Saturday, September 23, 2017

ABEM’s Rigorous Board Certification Process Maintains Standards

After graduating from John Hopkins School of Medicine in 2007, Dr. Kenneth “Ken” Mwatha attended John Hopkins Emergency Residency Program, which he completed in 2010. Since 2013, he has worked as an attending physician at St. Agnes Hospital in Baltimore, Maryland. Dr. Ken Mwatha is board certified by the American Board of Emergency Medicine (ABEM).

The ABEM certifies emergency physicians upon their successful completion of a three-step process that includes the application procedure, a qualifying examination, and an oral certification examination. The application process assures that applicants are board eligible, in that they have graduated from an approved emergency medicine program and are medically licensed in accordance with ABEM’s policies. Board eligibility extends for a five-year period after the applicant’s completion of a residency program. 
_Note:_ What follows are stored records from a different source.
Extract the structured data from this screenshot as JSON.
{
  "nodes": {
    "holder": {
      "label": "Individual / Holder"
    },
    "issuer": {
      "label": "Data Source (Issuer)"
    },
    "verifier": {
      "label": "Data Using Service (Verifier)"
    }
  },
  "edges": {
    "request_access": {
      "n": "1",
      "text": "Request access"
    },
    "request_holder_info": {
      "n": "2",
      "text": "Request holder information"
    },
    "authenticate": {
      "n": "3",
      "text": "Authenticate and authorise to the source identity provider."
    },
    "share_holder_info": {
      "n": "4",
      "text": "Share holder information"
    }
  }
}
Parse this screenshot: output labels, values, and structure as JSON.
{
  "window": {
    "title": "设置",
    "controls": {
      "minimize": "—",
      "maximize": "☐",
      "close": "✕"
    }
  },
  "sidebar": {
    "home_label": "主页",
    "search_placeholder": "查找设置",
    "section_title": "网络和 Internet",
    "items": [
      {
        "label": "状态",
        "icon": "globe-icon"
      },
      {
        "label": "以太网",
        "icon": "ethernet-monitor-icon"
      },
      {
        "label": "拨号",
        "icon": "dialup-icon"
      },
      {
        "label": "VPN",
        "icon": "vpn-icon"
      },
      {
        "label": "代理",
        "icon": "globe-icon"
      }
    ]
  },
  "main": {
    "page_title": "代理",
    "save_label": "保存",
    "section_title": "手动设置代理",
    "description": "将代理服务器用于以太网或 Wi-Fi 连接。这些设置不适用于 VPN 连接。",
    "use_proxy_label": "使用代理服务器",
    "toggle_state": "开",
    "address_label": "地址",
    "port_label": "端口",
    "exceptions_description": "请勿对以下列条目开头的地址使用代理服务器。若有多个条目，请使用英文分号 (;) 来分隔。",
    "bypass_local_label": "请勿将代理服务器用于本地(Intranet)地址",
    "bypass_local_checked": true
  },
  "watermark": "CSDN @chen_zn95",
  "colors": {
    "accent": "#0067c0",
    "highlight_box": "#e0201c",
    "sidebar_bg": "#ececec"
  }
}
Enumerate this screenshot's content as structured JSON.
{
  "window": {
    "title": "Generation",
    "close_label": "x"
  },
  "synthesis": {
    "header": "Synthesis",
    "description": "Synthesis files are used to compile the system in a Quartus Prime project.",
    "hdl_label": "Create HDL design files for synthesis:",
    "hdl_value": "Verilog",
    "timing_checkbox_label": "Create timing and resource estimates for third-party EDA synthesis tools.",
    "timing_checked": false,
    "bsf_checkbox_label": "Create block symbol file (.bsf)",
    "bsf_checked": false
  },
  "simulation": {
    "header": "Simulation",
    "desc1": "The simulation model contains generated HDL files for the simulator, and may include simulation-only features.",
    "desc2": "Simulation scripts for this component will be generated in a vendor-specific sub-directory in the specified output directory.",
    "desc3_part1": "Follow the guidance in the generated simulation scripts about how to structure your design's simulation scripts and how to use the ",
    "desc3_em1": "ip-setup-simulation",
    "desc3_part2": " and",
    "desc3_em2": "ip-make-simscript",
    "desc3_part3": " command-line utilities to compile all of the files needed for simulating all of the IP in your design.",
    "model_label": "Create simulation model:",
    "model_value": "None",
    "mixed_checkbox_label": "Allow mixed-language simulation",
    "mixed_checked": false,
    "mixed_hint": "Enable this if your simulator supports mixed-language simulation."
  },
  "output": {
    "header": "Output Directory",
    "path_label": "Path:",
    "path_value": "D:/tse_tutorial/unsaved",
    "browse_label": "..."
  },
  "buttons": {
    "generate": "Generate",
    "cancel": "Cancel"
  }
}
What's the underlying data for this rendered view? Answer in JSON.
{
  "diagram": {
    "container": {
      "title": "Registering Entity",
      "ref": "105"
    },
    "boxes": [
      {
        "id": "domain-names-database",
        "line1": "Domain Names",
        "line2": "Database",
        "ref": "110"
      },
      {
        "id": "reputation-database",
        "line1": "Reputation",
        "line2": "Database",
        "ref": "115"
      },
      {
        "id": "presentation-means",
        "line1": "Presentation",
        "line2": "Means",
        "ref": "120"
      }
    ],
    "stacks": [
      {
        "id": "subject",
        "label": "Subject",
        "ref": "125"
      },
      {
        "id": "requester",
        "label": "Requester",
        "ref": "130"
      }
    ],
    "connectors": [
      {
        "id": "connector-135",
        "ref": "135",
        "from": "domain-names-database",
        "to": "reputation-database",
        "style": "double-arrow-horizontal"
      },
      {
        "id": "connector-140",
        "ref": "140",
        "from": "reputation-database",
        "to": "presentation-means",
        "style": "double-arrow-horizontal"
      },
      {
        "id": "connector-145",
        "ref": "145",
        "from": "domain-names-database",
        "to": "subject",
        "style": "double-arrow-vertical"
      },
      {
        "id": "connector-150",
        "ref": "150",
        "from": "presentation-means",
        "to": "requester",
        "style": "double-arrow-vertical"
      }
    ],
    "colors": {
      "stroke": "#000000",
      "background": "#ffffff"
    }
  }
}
Once approved, applicants may take the one-day qualifying exam offered one week each year at more than 200 testing centers. The oral examination follows for those who pass the qualifying exam. After passing both exams, the physician becomes a diplomate of the American Board of Emergency Medicine. Thereafter, board certified physicians must maintain their certification through participation in the rigorous ABEM Maintenance of Certification program, which includes periodic tests and continuing education requirements. Initial board certification lasts ten years before requiring renewal.